The Equal Employment Opportunity Commission is suing Baxter County Regional Medical Center in Mountain Home over allegations that it retaliated against an employee over her involvement in a sexual harassment complaint.
The lawsuit, filed Wednesday in U.S. District Court for the Western District of Arkansas, also names the group practice Interventional Pain Management Associates PLLC as a defendant.
The lawsuit alleges that the hospital fired Hillary-Paige Potter, a physician assistant for IPMA, for responding to a sexual harassment complaint her assistant filed against another employee. IPMA was owned by Dr. Ira Chatman and Dr. Ronald Tilley at the time.
The assistant complained to Potter in 2019 that Tilley was sexually harassing her. The assistant also complained to the hospital.
After the hospital investigated the allegations, Tilley went on a sabbatical, the suit says.
Chatman allegedly confronted Potter and told her that if he could prove she was the one who reported Tilley, she would never work in northwest Arkansas again. He began requiring Potter to
drive to another Baxter Regional location in Harrison to work. The suit says he also changed Potter’s schedule, reducing her time off.
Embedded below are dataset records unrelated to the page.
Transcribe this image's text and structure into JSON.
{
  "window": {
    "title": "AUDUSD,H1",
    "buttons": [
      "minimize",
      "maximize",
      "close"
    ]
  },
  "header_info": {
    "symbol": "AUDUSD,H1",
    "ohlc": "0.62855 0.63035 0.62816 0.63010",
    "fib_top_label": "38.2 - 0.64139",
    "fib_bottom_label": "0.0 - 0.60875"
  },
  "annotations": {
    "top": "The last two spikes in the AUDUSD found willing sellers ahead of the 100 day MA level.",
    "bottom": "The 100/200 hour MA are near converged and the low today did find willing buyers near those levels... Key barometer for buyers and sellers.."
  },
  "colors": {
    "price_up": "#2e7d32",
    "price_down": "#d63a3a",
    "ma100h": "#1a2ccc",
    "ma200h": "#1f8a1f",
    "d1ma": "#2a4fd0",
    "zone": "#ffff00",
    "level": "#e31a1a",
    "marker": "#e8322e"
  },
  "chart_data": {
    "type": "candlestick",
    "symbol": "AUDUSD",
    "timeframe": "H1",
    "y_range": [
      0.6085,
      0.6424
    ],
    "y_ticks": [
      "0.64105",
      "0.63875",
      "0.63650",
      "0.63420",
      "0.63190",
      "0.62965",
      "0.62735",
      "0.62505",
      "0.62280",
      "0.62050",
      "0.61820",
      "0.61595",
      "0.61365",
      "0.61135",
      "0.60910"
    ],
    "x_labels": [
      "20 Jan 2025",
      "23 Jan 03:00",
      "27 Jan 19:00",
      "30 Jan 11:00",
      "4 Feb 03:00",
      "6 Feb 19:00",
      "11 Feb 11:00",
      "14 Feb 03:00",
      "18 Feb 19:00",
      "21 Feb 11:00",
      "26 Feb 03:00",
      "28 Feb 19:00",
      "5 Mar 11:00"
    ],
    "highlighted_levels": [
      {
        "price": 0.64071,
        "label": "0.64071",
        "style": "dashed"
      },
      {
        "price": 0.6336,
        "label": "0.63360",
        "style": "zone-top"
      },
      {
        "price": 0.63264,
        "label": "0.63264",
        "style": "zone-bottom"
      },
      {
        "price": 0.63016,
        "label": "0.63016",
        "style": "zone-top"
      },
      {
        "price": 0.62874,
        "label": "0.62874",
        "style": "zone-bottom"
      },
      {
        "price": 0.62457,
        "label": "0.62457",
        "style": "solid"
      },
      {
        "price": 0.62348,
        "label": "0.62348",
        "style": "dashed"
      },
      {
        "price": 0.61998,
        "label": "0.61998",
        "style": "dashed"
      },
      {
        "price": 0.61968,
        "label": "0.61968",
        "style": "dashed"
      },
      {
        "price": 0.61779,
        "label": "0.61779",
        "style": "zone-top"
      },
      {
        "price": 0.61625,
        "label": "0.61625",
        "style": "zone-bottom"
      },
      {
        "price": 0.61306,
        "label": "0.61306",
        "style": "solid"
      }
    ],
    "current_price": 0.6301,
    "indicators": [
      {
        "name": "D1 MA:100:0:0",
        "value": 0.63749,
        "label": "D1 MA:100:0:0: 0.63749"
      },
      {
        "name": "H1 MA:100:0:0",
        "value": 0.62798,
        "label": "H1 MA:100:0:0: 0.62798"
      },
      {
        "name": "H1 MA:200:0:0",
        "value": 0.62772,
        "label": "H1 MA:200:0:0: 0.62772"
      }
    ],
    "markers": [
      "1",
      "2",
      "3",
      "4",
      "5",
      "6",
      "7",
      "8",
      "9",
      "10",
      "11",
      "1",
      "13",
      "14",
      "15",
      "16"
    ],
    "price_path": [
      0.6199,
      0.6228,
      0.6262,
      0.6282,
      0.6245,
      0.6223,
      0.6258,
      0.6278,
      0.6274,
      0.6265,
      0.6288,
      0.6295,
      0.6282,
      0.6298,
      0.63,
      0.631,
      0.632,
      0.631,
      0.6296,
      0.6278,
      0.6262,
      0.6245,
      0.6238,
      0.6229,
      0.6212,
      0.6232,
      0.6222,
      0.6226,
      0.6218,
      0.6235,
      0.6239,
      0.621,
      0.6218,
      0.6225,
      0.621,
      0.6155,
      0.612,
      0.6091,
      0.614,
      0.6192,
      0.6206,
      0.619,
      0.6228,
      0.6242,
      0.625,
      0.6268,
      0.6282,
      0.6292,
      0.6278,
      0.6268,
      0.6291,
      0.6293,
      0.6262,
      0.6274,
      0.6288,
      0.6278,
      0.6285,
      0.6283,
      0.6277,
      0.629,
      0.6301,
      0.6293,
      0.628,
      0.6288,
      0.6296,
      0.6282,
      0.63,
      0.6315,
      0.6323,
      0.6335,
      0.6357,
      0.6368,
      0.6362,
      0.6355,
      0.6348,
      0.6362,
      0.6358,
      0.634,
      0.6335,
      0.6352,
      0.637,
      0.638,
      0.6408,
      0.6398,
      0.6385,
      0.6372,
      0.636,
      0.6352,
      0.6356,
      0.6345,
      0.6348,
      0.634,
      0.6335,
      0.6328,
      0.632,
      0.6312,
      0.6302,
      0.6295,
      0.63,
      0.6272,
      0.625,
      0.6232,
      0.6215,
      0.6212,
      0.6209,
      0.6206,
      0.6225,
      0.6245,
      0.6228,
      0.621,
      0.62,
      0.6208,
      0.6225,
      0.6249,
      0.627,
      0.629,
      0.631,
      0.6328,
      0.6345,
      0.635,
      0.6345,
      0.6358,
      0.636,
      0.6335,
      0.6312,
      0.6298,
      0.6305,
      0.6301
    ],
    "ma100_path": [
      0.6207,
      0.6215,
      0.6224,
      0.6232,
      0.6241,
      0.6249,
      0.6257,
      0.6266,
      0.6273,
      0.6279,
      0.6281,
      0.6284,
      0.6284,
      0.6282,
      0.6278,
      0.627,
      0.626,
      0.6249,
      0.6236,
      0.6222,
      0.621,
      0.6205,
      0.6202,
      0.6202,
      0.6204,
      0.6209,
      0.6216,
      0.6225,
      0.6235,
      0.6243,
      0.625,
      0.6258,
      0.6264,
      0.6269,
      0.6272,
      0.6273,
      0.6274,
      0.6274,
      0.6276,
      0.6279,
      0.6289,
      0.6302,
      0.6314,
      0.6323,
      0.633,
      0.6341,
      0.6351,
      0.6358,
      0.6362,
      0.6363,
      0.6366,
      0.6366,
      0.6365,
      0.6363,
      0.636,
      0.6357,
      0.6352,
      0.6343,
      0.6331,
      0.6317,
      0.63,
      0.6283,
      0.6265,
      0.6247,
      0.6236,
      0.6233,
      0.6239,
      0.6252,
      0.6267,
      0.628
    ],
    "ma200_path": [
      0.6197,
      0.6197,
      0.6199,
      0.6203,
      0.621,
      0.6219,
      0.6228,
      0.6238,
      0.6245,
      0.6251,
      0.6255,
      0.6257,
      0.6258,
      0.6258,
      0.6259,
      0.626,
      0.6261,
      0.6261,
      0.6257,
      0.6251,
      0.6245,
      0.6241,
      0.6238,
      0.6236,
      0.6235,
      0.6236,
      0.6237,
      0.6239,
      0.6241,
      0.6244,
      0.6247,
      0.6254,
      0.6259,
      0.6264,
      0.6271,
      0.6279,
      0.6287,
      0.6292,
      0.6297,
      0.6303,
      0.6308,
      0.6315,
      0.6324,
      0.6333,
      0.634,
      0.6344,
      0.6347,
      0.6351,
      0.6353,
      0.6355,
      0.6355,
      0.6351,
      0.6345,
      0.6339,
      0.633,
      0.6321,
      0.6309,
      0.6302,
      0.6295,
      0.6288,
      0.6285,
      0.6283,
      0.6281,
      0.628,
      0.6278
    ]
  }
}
In March 2022, Chatman allegedly told Potter that she had to resign because of ongoing discussions with the hospital, IPMA and Tilley about the possibility of Tilley’s return to IPMA. Chatman allegedly told Potter that she and Tilley could not work together because of her involvement in the sexual harassment investigation. He called her a “rabble rouser” and accused her of creating a hostile work environment.
But Potter refused to quit and declined to sign a severance agreement prohibiting her from discussing the circumstances of her departure. Because of that, the lawsuit alleges, she was fired.
Baxter County Regional and IPMA had not filed a response to the suit Thursday.
The group practice did not immediately respond to a request for comment from Arkansas Business.
The EEOC is suing on alleged violations of Title VII of the Civil Rights Act of 1964. It seeks monetary relief in the form of back pay, compensatory and punitive damages, compensation for lost benefits, and an injunction against future discrimination.